“When somebody has a gun illegally, he would be tempted to use it for robbing people,” said Fredrick Okecha, who lives in the village of Pabit East in the Nwoya district. “So it is really necessary that all these illegal guns should be taken back to the government.”
At the same time, Okecha criticised police who “don’t move into parishes and villages” to ensure that everyone was aware of the disarmament scheme and what it involved. Without more effective engagement, he doubts people will come to understand that possessing a firearm is illegal.
Manzi agreed, saying that people were likely to keep weapons concealed, and the authorities should “assure the general population that it is in their interest to bring out this illegal military equipment”.
Other commentators say that recovering lethal weapons is complicated by the wider challenges of poverty and underdevelopment affecting the north after years of war.
Kenneth Oketta, who heads the Acholi cultural institution Ker Kwaro Acholi, said many people had turned to crime as a major income source. Northern Uganda has the highest rate of unemployment in the country, and international aid agencies have departed since the majority of those displaced by the war returned to their homes.
“There is a big challenge. People have seen the gain they get from having a gun – though those gains are not legitimate,” he said.
In an unstable environment, few are likely to come forward with information about weapons held by others.
“It is a challenge for those community members to disclose that so-and-so has a gun – they also fear revenge,” Oketta said.
If disarmament is to be successful, experts argue that the process needs to start with building trust between communities, the security services and local leaders. Only then will strategies like offering amnesties work.
“It’s good to put pressure in terms of deadlines so as to yield results, but that alone is counterproductive [if] the trust is not yet built,” Aloysius Malagala, head of the Institute for Peace and Strategic Studies at Gulu University, said. “I think that is exemplified by [the amnesty], so that indicates that they need to have another approach.”
Malagala argues that the authorities should target people who used who feel they have no option but to hold and use guns, and try to offer them active employment and other alternatives.
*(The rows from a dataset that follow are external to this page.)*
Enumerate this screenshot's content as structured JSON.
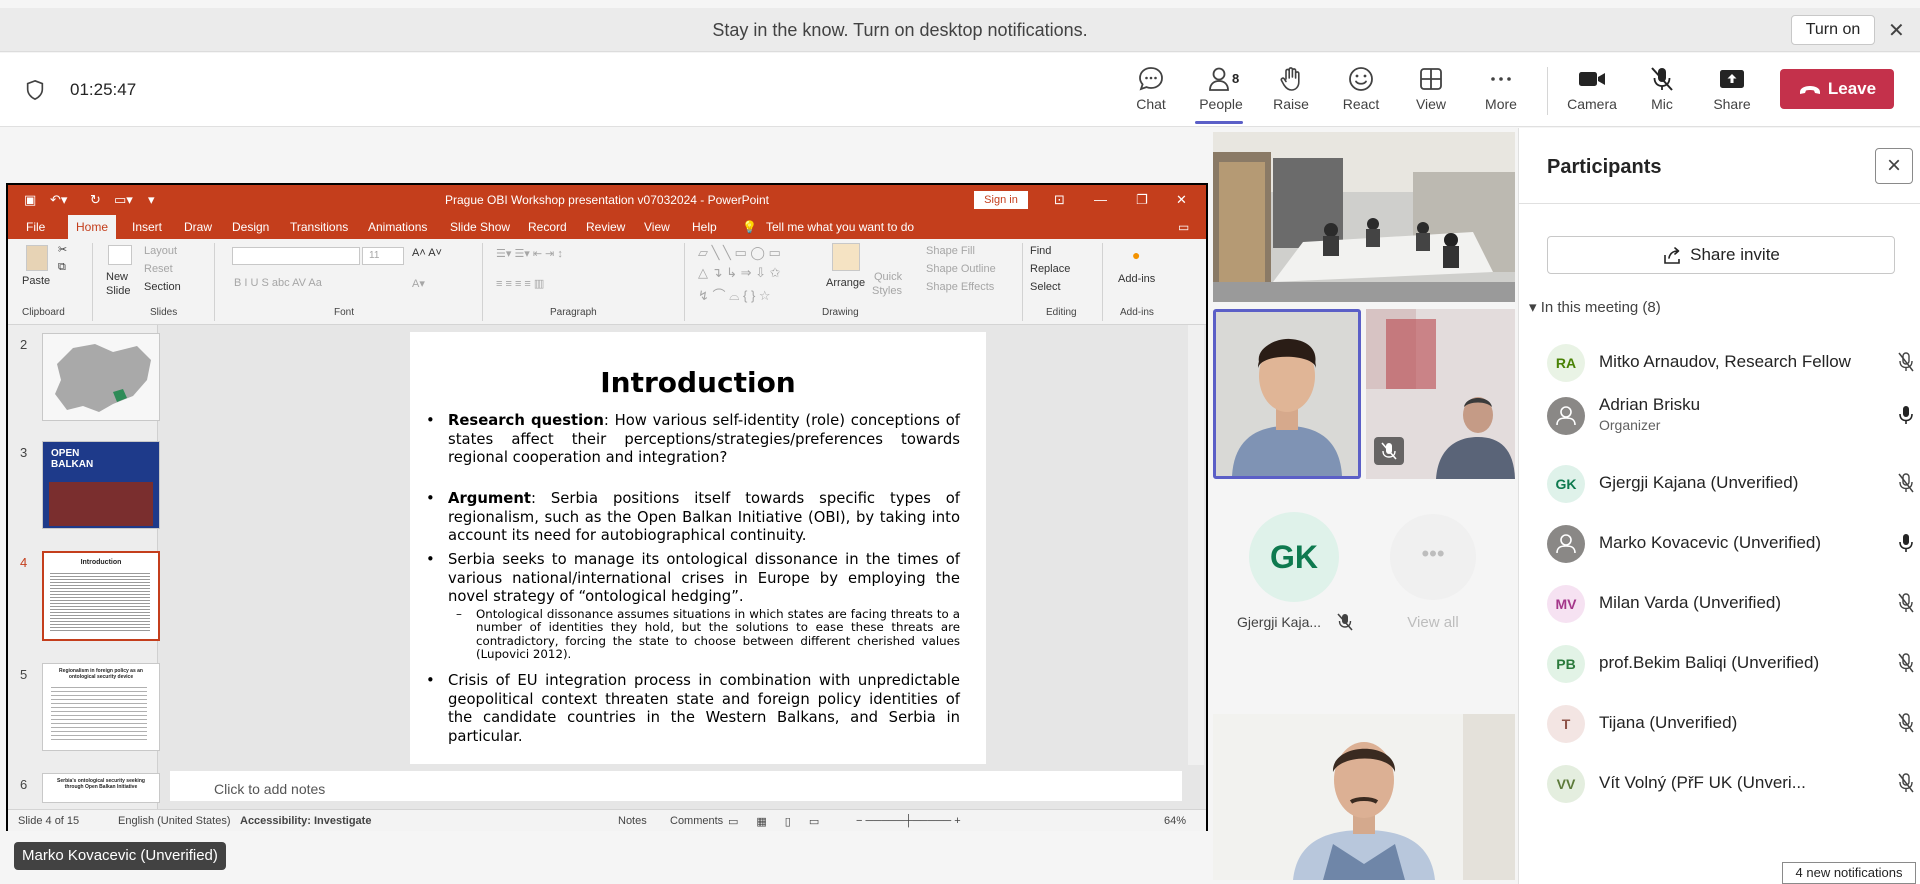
{
  "banner": {
    "text": "Stay in the know. Turn on desktop notifications.",
    "turn_on_label": "Turn on"
  },
  "meeting": {
    "timer": "01:25:47"
  },
  "toolbar": {
    "chat": "Chat",
    "people": "People",
    "people_count": "8",
    "raise": "Raise",
    "react": "React",
    "view": "View",
    "more": "More",
    "camera": "Camera",
    "mic": "Mic",
    "share": "Share",
    "leave": "Leave"
  },
  "ppt": {
    "title": "Prague OBI Workshop presentation v07032024 - PowerPoint",
    "sign_in": "Sign in",
    "tabs": [
      "File",
      "Home",
      "Insert",
      "Draw",
      "Design",
      "Transitions",
      "Animations",
      "Slide Show",
      "Record",
      "Review",
      "View",
      "Help"
    ],
    "tell_me": "Tell me what you want to do",
    "ribbon": {
      "clipboard": "Clipboard",
      "paste": "Paste",
      "slides": "Slides",
      "new": "New",
      "slide": "Slide",
      "layout": "Layout",
      "reset": "Reset",
      "section": "Section",
      "font": "Font",
      "font_size": "11",
      "paragraph": "Paragraph",
      "drawing": "Drawing",
      "arrange": "Arrange",
      "quick": "Quick",
      "styles": "Styles",
      "shape_fill": "Shape Fill",
      "shape_outline": "Shape Outline",
      "shape_effects": "Shape Effects",
      "editing": "Editing",
      "find": "Find",
      "replace": "Replace",
      "select": "Select",
      "addins_group": "Add-ins",
      "addins": "Add-ins"
    },
    "thumbs": [
      {
        "num": "2"
      },
      {
        "num": "3",
        "title": "OPEN BALKAN"
      },
      {
        "num": "4",
        "title": "Introduction"
      },
      {
        "num": "5",
        "title": "Regionalism in foreign policy as an ontological security device"
      },
      {
        "num": "6",
        "title": "Serbia's ontological security seeking through Open Balkan Initiative"
      }
    ],
    "slide": {
      "title": "Introduction",
      "b1_label": "Research question",
      "b1_text": ": How various self-identity (role) conceptions of states affect their perceptions/strategies/preferences towards regional cooperation and integration?",
      "b2_label": "Argument",
      "b2_text": ": Serbia positions itself towards specific types of regionalism, such as the Open Balkan Initiative (OBI), by taking into account its need for autobiographical continuity.",
      "b3_text": "Serbia seeks to manage its ontological dissonance in the times of various national/international crises in Europe by employing the novel strategy of “ontological hedging”.",
      "b3_sub": "Ontological dissonance assumes situations in which states are facing threats to a number of identities they hold, but the solutions to ease these threats are contradictory, forcing the state to choose between different cherished values (Lupovici 2012).",
      "b4_text": "Crisis of EU integration process in combination with unpredictable geopolitical context threaten state and foreign policy identities of the candidate countries in the Western Balkans, and Serbia in particular."
    },
    "notes_placeholder": "Click to add notes",
    "status": {
      "slide": "Slide 4 of 15",
      "language": "English (United States)",
      "accessibility": "Accessibility: Investigate",
      "notes": "Notes",
      "comments": "Comments",
      "zoom": "64%"
    }
  },
  "presenter_caption": "Marko Kovacevic (Unverified)",
  "tiles": {
    "gk_initials": "GK",
    "gk_name": "Gjergji Kaja...",
    "view_all": "View all"
  },
  "participants_panel": {
    "title": "Participants",
    "share_invite": "Share invite",
    "in_meeting": "In this meeting (8)",
    "people": [
      {
        "initials": "RA",
        "name": "Mitko Arnaudov, Research Fellow",
        "mic": "muted",
        "bg": "#e9f3e5",
        "fg": "#498205"
      },
      {
        "initials": "",
        "name": "Adrian Brisku",
        "subtitle": "Organizer",
        "mic": "on",
        "bg": "#8a8886",
        "fg": "#ffffff"
      },
      {
        "initials": "GK",
        "name": "Gjergji Kajana (Unverified)",
        "mic": "muted",
        "bg": "#dff2ea",
        "fg": "#0e7a4f"
      },
      {
        "initials": "",
        "name": "Marko Kovacevic (Unverified)",
        "mic": "on",
        "bg": "#8a8886",
        "fg": "#ffffff"
      },
      {
        "initials": "MV",
        "name": "Milan Varda (Unverified)",
        "mic": "muted",
        "bg": "#f6e2f2",
        "fg": "#a4378a"
      },
      {
        "initials": "PB",
        "name": "prof.Bekim Baliqi (Unverified)",
        "mic": "muted",
        "bg": "#e2f3e6",
        "fg": "#2b7a3c"
      },
      {
        "initials": "T",
        "name": "Tijana (Unverified)",
        "mic": "muted",
        "bg": "#f3e5e3",
        "fg": "#8e5248"
      },
      {
        "initials": "VV",
        "name": "Vít Volný (PřF UK (Unveri...",
        "mic": "muted",
        "bg": "#e4eedf",
        "fg": "#5c7a3a"
      }
    ]
  },
  "notifications": "4 new notifications",
  "colors": {
    "teams_accent": "#5b5fc7",
    "leave_red": "#c4314b",
    "ppt_orange": "#c43e1c"
  }
}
“It’s not now only the role of the army and the police; it’s now the role of the government and the local leaders to make sure that people can be helped and [to] uplift the standard of living,” he said.
Although the amnesty is over, disarmament efforts are continuing. The Ugandan security agencies say they are now using their networks and local leaderships to identify those who possess illegal arms, and continuing to run public information campaigns about the dangers of doing so.
Police chief Amoru admitted that the disarmament plan could have been communicated to the Acholi people more effectively, but insisted it was making progress, with the support of community groups like local leaderships and religious groups.
“A system we are in now is a system in which we are actually building a lot of trust between the people and the police,” he said.
Gillian Lamunu, Bill Oketch and Arthur Okot are IWPR reporters in Gulu. They report for IWPR’s Facing Justice radio programme, which is broadcast across the region in partnership with the Northern Uganda Media Club. Moses Odokonyero, head of the Northern Uganda Media Club, and IWPR’s Africa Editor Simon Jennings also contributed to this report.
As coronavirus sweeps the globe, IWPR’s network of local reporters, activists and analysts are examining the economic, social and political impact of this era-defining pandemic.
- Europe & Eurasia
- Latin America
- Middle East & North Africa
- Focus Pages
- Training & Resources
- Print Publications
- IWPR Spotlight